Tennessee’s hub-and-spoke network is funded by a federal State Opioid Response grant — that’s where the “SOR” comes from. You can pronounce it like sore or soar, or spell it out letter-by-letter (essohare).

There are four hub-and-spoke networks in Tennessee:

  1. Upper East
  2. East
  3. Middle
  4. West
This map lists 30 of the 41 known hub-and-spoke providers in Tennessee — for a list of 37 of these SOR grantees (a.k.a. hub-and-spoke providers) check out this resource (all hub-and-spoke members have “State Opioid Response (SOR) Grant” beside their names). For a definite list of all spokes in your area, contact your region’s hub.

Each of the four hubs kinda gets to set their own rules about how they handle patients. For example, I was told by my region’s hub that I was only allowed to choose from the two providers (#28 Pathways, #29 BHG Jackson) in my county of residence (Madison) even though this isn’t a system-wide rule.

Eligibility Criteria

I will update this when I get my hands on a full list of the eligibility criteria, but the most important one is that you must be employed or actively seeking employment. All other criteria is pretty cut and dry: just follow your provider’s rules and you’ll be okay.

How Much Does It Cost? — SOR/Hub-and-Spoke, Providers

People who are covered by the SOR (pronounced two ways: “soar,” like an eagle, or spelled out letter-by-letter, like essohare) grant pay different amounts depending on the MOUD they choose:

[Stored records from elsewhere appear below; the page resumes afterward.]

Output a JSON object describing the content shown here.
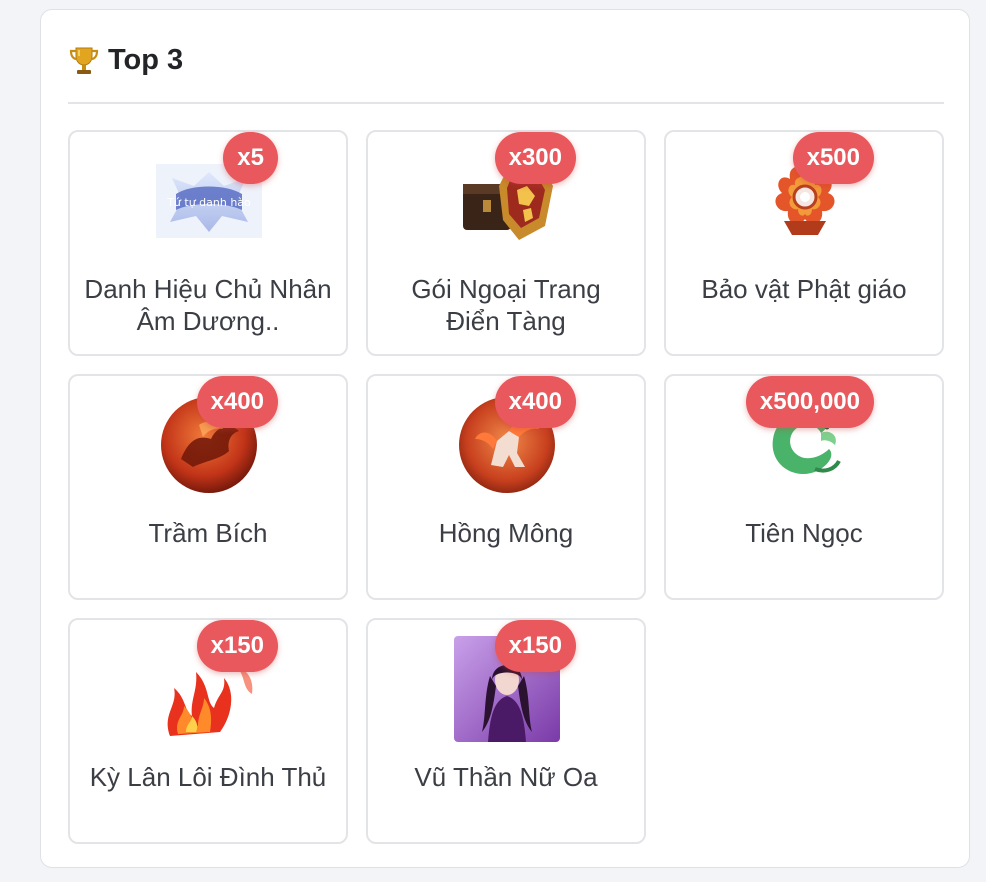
{
  "panel": {
    "title": "Top 3",
    "title_icon": "trophy-icon"
  },
  "colors": {
    "badge_bg": "#e8585c",
    "badge_text": "#ffffff",
    "title_text": "#222428",
    "item_text": "#3b3e44"
  },
  "items": [
    {
      "name": "Danh Hiệu Chủ Nhân Âm Dương..",
      "quantity": "x5",
      "thumb_text": "Tứ tự danh hào",
      "icon": "title-emblem-icon"
    },
    {
      "name": "Gói Ngoại Trang Điển Tàng",
      "quantity": "x300",
      "icon": "costume-chest-icon"
    },
    {
      "name": "Bảo vật Phật giáo",
      "quantity": "x500",
      "icon": "buddhist-relic-icon"
    },
    {
      "name": "Trầm Bích",
      "quantity": "x400",
      "icon": "mount-medallion-icon"
    },
    {
      "name": "Hồng Mông",
      "quantity": "x400",
      "icon": "mount-medallion-icon"
    },
    {
      "name": "Tiên Ngọc",
      "quantity": "x500,000",
      "icon": "jade-dragon-icon"
    },
    {
      "name": "Kỳ Lân Lôi Đình Thủ",
      "quantity": "x150",
      "icon": "flame-effect-icon"
    },
    {
      "name": "Vũ Thần Nữ Oa",
      "quantity": "x150",
      "icon": "goddess-portrait-icon"
    }
  ]
}
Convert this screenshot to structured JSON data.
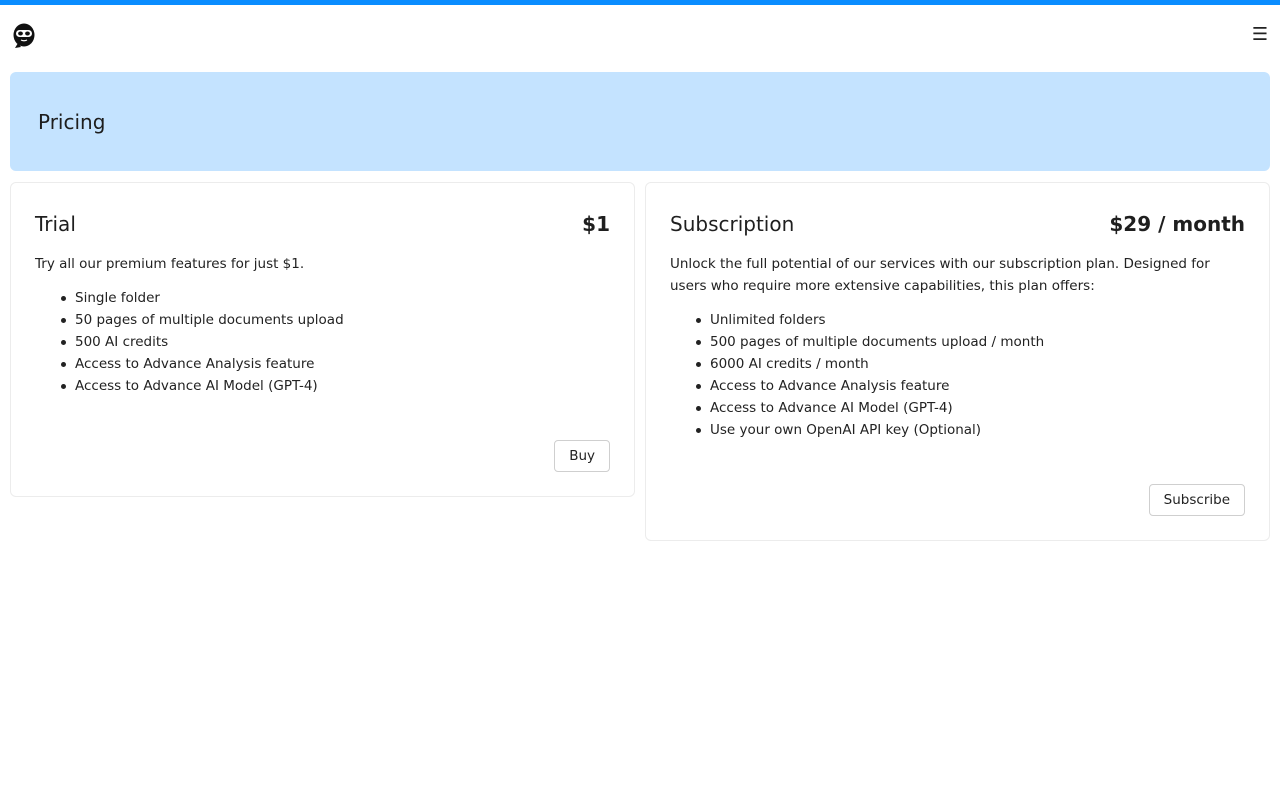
{
  "nav": {
    "logo_icon": "ninja-mask-icon",
    "menu_icon": "hamburger-menu-icon",
    "menu_glyph": "☰"
  },
  "header": {
    "title": "Pricing"
  },
  "plans": [
    {
      "name": "Trial",
      "price": "$1",
      "description": "Try all our premium features for just $1.",
      "features": [
        "Single folder",
        "50 pages of multiple documents upload",
        "500 AI credits",
        "Access to Advance Analysis feature",
        "Access to Advance AI Model (GPT-4)"
      ],
      "button_label": "Buy"
    },
    {
      "name": "Subscription",
      "price": "$29 / month",
      "description": "Unlock the full potential of our services with our subscription plan. Designed for users who require more extensive capabilities, this plan offers:",
      "features": [
        "Unlimited folders",
        "500 pages of multiple documents upload / month",
        "6000 AI credits / month",
        "Access to Advance Analysis feature",
        "Access to Advance AI Model (GPT-4)",
        "Use your own OpenAI API key (Optional)"
      ],
      "button_label": "Subscribe"
    }
  ],
  "colors": {
    "accent": "#0a8dff",
    "banner": "#c4e3ff"
  }
}
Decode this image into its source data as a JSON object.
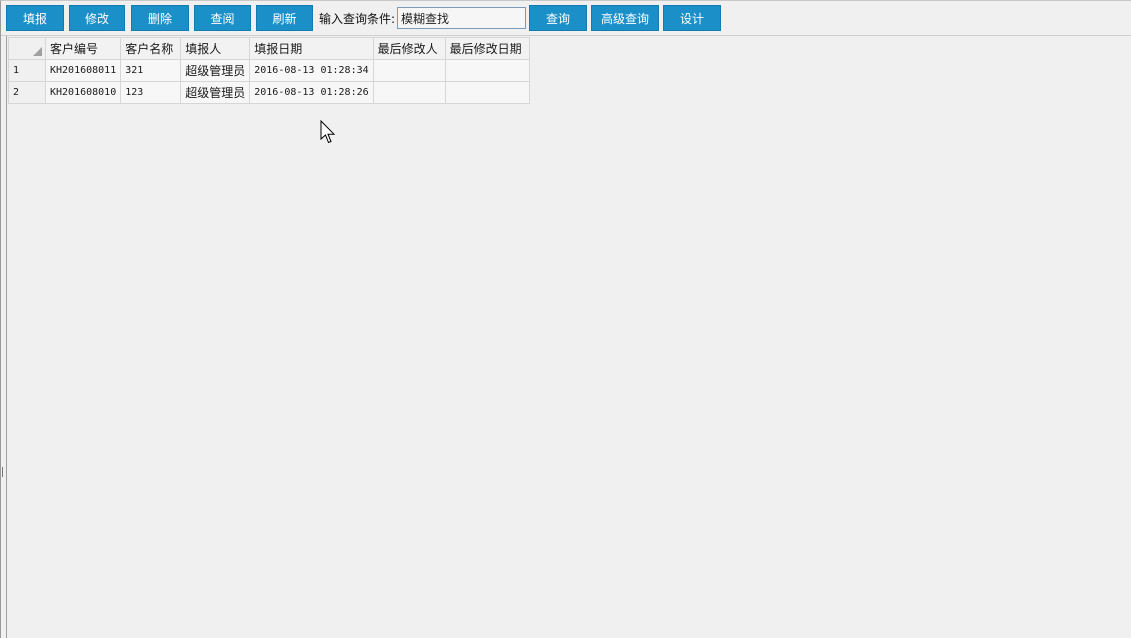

  • Buprenorphine: free
  • Methadone: $20/week
  • Naltrexone: free

Providers might not tell you about the SOR grant, so make sure to ask your provider if they participate in the SOR program.

Done with this page? Move on to Part 3, MOUD Explained — Buprenorphine, Methadone, and Naltrexone (coming soon!)